Like sunburns and mosquito bites, food poisoning — also called foodborne illness — is a prevalent health hazard of summer. Some 48 million Americans get food poisoning annually. It’s also responsible for 3,000 deaths each year.
While food poisoning can occur any time of year, the warm temperatures and increased bacteria growth during summer can make you more susceptible to getting sick.
The medical professionals at Medinet Family Care Clinic in Houston, TX, want to ensure food poisoning doesn’t spoil your summer fun. Here they unpack everything you need to know about this unwanted ailment.
Who is at greatest risk for food poisoning?
Anyone can get food poisoning, but those most at risk are:
- Adults age 65 and older
- Children younger than age five
- People with weakened immune systems
- Pregnant women
How to prevent food poisoning
Whether you’re packing a picnic for the pool or park, make sure to keep your food fresh with these important safeguards:
Keep food at the right temperature
One of the biggest culprits for food poisoning is food that has been left out for too long. When you're outdoors, it's important to keep your food at the right temperature to prevent bacterial growth. Keep hot foods hot and cold foods cold, and don't leave perishable foods out for more than two hours.
Properly store and transport food
When bringing food to a picnic or the pool, make sure to pack it in an insulated cooler with plenty of ice or frozen gel packs to keep it at the right temperature. Use separate coolers for drinks and food to prevent cross-contamination.
Cross-contamination can happen when you use the same cutting board or utensils for raw meat and other foods. To avoid this, always wash your hands, cutting boards, and utensils thoroughly after handling raw meat. Use separate cutting boards for raw meat and other foods, and never put cooked food on a plate with raw meat.
How to determine if you have food poisoning
If you get sick, it can be hard to tell whether it's food poisoning or something else. Common symptoms of food poisoning include:
- Stomach cramps
These symptoms usually develop within a few hours to a few days after eating contaminated food. If you're experiencing these symptoms, it's best to see a doctor to determine the cause.
How to treat food poisoning
Most cases of food poisoning resolve on their own within a few days. The best thing you can do is stay hydrated by drinking plenty of fluids. Stick to water and electrolyte-rich drinks like coconut water or sports drinks. Avoid caffeine and alcohol, which can dehydrate you further.

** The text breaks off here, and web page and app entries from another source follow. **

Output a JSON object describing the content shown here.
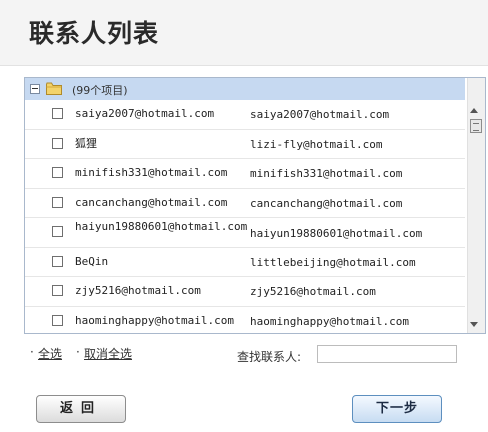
{
  "header": {
    "title": "联系人列表"
  },
  "list": {
    "group_label": "(99个项目)",
    "contacts": [
      {
        "name": "saiya2007@hotmail.com",
        "email": "saiya2007@hotmail.com"
      },
      {
        "name": "狐狸",
        "email": "lizi-fly@hotmail.com"
      },
      {
        "name": "minifish331@hotmail.com",
        "email": "minifish331@hotmail.com"
      },
      {
        "name": "cancanchang@hotmail.com",
        "email": "cancanchang@hotmail.com"
      },
      {
        "name": "haiyun19880601@hotmail.com",
        "email": "haiyun19880601@hotmail.com"
      },
      {
        "name": "BeQin",
        "email": "littlebeijing@hotmail.com"
      },
      {
        "name": "zjy5216@hotmail.com",
        "email": "zjy5216@hotmail.com"
      },
      {
        "name": "haominghappy@hotmail.com",
        "email": "haominghappy@hotmail.com"
      }
    ]
  },
  "controls": {
    "select_all": "全选",
    "deselect_all": "取消全选",
    "find_label": "查找联系人:",
    "find_value": ""
  },
  "buttons": {
    "back": "返回",
    "next": "下一步"
  },
  "icons": {
    "folder": "folder-icon",
    "collapse": "minus-icon"
  }
}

You can also try eating small, frequent meals of bland, easy-to-digest foods like rice, crackers, and bananas.
For more questions about food poisoning and all of your primary and urgent care needs, contact Medinet Family Care Clinic today. Call the Houston, Texas office, or use this site to schedule an appointment.